## EXERCISE BRIEF
Write every entry out again exactly, please, and skip the pictures.

## Items listed in a dataset
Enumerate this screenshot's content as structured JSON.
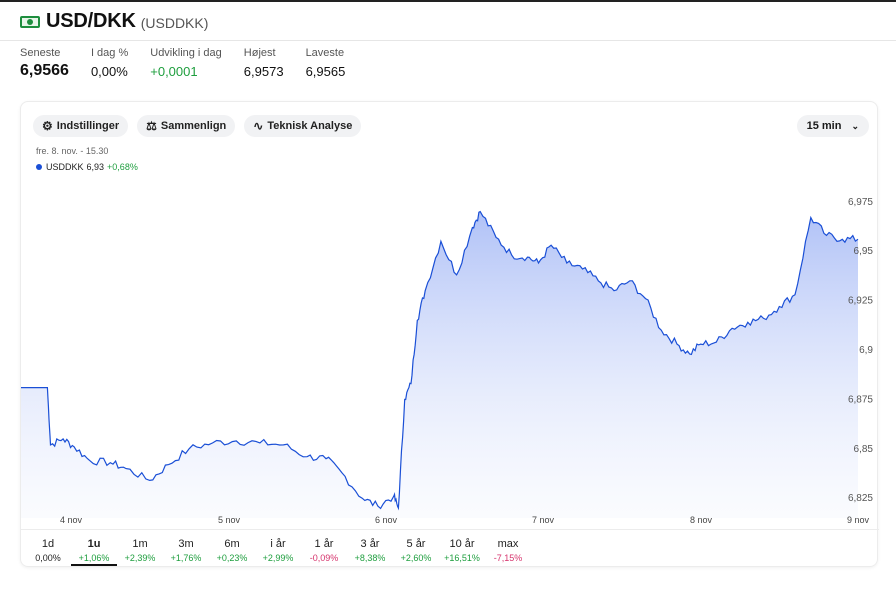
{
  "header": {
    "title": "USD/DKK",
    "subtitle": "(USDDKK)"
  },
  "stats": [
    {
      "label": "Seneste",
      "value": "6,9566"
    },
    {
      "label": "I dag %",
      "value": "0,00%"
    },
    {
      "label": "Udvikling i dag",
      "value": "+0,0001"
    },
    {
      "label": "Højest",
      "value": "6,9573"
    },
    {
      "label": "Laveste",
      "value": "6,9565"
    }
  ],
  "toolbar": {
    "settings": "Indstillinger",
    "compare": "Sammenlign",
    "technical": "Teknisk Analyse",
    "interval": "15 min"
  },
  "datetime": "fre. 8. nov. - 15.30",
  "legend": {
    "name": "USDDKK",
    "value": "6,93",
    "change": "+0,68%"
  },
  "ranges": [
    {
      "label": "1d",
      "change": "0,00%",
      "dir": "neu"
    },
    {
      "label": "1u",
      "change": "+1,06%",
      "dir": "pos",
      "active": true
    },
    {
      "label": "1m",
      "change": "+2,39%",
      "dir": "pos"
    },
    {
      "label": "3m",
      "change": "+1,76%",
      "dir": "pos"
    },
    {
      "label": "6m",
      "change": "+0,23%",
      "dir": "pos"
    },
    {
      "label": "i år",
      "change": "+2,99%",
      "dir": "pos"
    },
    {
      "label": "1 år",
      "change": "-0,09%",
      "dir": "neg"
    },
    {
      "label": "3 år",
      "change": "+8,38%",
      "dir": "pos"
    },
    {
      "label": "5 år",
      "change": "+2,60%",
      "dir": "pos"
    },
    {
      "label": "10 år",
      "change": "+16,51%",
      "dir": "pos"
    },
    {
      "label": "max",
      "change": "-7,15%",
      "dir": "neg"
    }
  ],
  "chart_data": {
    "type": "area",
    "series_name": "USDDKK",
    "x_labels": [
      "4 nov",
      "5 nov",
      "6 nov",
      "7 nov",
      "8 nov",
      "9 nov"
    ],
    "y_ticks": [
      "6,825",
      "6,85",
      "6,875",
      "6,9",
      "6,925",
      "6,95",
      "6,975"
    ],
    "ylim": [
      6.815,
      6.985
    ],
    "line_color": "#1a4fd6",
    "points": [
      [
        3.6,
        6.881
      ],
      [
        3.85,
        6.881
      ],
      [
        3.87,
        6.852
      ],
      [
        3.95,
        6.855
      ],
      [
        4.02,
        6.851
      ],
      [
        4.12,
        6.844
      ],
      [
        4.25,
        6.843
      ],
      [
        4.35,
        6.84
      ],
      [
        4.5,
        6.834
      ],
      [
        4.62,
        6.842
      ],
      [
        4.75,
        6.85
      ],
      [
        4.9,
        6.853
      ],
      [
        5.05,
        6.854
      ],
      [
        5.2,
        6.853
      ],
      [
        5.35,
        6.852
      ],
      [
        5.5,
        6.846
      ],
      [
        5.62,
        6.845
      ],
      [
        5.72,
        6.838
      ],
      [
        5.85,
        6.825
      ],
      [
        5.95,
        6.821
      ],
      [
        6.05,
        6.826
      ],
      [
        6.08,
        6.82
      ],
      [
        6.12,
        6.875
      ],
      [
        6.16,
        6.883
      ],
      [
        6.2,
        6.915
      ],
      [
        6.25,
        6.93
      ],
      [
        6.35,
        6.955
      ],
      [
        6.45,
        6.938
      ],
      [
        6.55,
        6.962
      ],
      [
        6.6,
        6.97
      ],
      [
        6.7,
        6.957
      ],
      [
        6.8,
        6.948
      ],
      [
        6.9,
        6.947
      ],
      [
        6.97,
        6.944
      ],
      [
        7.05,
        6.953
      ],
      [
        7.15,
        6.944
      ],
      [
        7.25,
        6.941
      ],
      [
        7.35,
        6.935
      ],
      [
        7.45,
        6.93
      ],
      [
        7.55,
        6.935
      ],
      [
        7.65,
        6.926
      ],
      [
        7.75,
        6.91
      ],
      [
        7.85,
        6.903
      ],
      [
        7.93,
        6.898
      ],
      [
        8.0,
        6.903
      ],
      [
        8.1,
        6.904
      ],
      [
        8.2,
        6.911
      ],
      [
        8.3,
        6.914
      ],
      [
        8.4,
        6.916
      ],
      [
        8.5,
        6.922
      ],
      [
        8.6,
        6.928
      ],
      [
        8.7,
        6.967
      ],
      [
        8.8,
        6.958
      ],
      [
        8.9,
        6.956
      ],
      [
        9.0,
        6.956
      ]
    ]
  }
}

## SOLUTION FOR THIS TASK
Enumerate this screenshot's content as structured JSON.
{
  "header": {
    "title": "USD/DKK",
    "subtitle": "(USDDKK)"
  },
  "stats": [
    {
      "label": "Seneste",
      "value": "6,9566"
    },
    {
      "label": "I dag %",
      "value": "0,00%"
    },
    {
      "label": "Udvikling i dag",
      "value": "+0,0001"
    },
    {
      "label": "Højest",
      "value": "6,9573"
    },
    {
      "label": "Laveste",
      "value": "6,9565"
    }
  ],
  "toolbar": {
    "settings": "Indstillinger",
    "compare": "Sammenlign",
    "technical": "Teknisk Analyse",
    "interval": "15 min"
  },
  "datetime": "fre. 8. nov. - 15.30",
  "legend": {
    "name": "USDDKK",
    "value": "6,93",
    "change": "+0,68%"
  },
  "ranges": [
    {
      "label": "1d",
      "change": "0,00%",
      "dir": "neu"
    },
    {
      "label": "1u",
      "change": "+1,06%",
      "dir": "pos",
      "active": true
    },
    {
      "label": "1m",
      "change": "+2,39%",
      "dir": "pos"
    },
    {
      "label": "3m",
      "change": "+1,76%",
      "dir": "pos"
    },
    {
      "label": "6m",
      "change": "+0,23%",
      "dir": "pos"
    },
    {
      "label": "i år",
      "change": "+2,99%",
      "dir": "pos"
    },
    {
      "label": "1 år",
      "change": "-0,09%",
      "dir": "neg"
    },
    {
      "label": "3 år",
      "change": "+8,38%",
      "dir": "pos"
    },
    {
      "label": "5 år",
      "change": "+2,60%",
      "dir": "pos"
    },
    {
      "label": "10 år",
      "change": "+16,51%",
      "dir": "pos"
    },
    {
      "label": "max",
      "change": "-7,15%",
      "dir": "neg"
    }
  ],
  "chart_data": {
    "type": "area",
    "series_name": "USDDKK",
    "x_labels": [
      "4 nov",
      "5 nov",
      "6 nov",
      "7 nov",
      "8 nov",
      "9 nov"
    ],
    "y_ticks": [
      "6,825",
      "6,85",
      "6,875",
      "6,9",
      "6,925",
      "6,95",
      "6,975"
    ],
    "ylim": [
      6.815,
      6.985
    ],
    "line_color": "#1a4fd6",
    "points": [
      [
        3.6,
        6.881
      ],
      [
        3.85,
        6.881
      ],
      [
        3.87,
        6.852
      ],
      [
        3.95,
        6.855
      ],
      [
        4.02,
        6.851
      ],
      [
        4.12,
        6.844
      ],
      [
        4.25,
        6.843
      ],
      [
        4.35,
        6.84
      ],
      [
        4.5,
        6.834
      ],
      [
        4.62,
        6.842
      ],
      [
        4.75,
        6.85
      ],
      [
        4.9,
        6.853
      ],
      [
        5.05,
        6.854
      ],
      [
        5.2,
        6.853
      ],
      [
        5.35,
        6.852
      ],
      [
        5.5,
        6.846
      ],
      [
        5.62,
        6.845
      ],
      [
        5.72,
        6.838
      ],
      [
        5.85,
        6.825
      ],
      [
        5.95,
        6.821
      ],
      [
        6.05,
        6.826
      ],
      [
        6.08,
        6.82
      ],
      [
        6.12,
        6.875
      ],
      [
        6.16,
        6.883
      ],
      [
        6.2,
        6.915
      ],
      [
        6.25,
        6.93
      ],
      [
        6.35,
        6.955
      ],
      [
        6.45,
        6.938
      ],
      [
        6.55,
        6.962
      ],
      [
        6.6,
        6.97
      ],
      [
        6.7,
        6.957
      ],
      [
        6.8,
        6.948
      ],
      [
        6.9,
        6.947
      ],
      [
        6.97,
        6.944
      ],
      [
        7.05,
        6.953
      ],
      [
        7.15,
        6.944
      ],
      [
        7.25,
        6.941
      ],
      [
        7.35,
        6.935
      ],
      [
        7.45,
        6.93
      ],
      [
        7.55,
        6.935
      ],
      [
        7.65,
        6.926
      ],
      [
        7.75,
        6.91
      ],
      [
        7.85,
        6.903
      ],
      [
        7.93,
        6.898
      ],
      [
        8.0,
        6.903
      ],
      [
        8.1,
        6.904
      ],
      [
        8.2,
        6.911
      ],
      [
        8.3,
        6.914
      ],
      [
        8.4,
        6.916
      ],
      [
        8.5,
        6.922
      ],
      [
        8.6,
        6.928
      ],
      [
        8.7,
        6.967
      ],
      [
        8.8,
        6.958
      ],
      [
        8.9,
        6.956
      ],
      [
        9.0,
        6.956
      ]
    ]
  }
}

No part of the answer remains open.